Junia Yearwood wrote in an OpEd piece in the Boston Globe this week that it takes a culture that values learning to educate a child. I couldn’t agree with this more. What is valued in our culture? I don’t believe it is intelligence and learning if pop culture is any indication.
What struck me as poignantly true was this quotation found in the middle of the piece:
Blaming us, the teachers, absolves all others of their complicity in the failure to educate our students and relieves them of all responsibility for solving the problem. It’s expedient. Yet until we accept collective responsibility for the problem and for finding a permanent solution, progress will remain an elusive phantom.
It is indeed easy to blame educators for our students’ failures. It makes closed minds feel much better because there is someone to blame for the failure of education. Even when the elephant in the room can no longer be ignored, politicians and leaders find it more to their liking to blame the practitioners and look for a quick fix. I am not saying that there aren’t areas where education and educators can improve. Of course education is not perfect and neither am I. Nonetheless, the truth is that it is far more easy to blame teachers for all the ills of education when the problems affecting student achievement are far more complicated.

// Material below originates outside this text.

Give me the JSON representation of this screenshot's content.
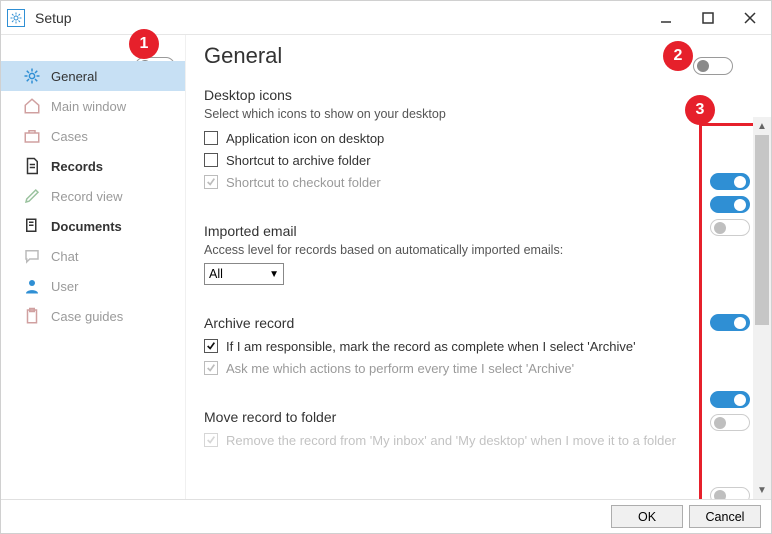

How many times do we have to show our children that learning is for nerds and eggheads — even those terms are a pejorative. What stereotypical imagery do we employ when referring to females who go into mathematics? When our society as a whole changes from treating intelligence and high achievement in learning as something to be valued, we will have made a giant step toward a permanent fix.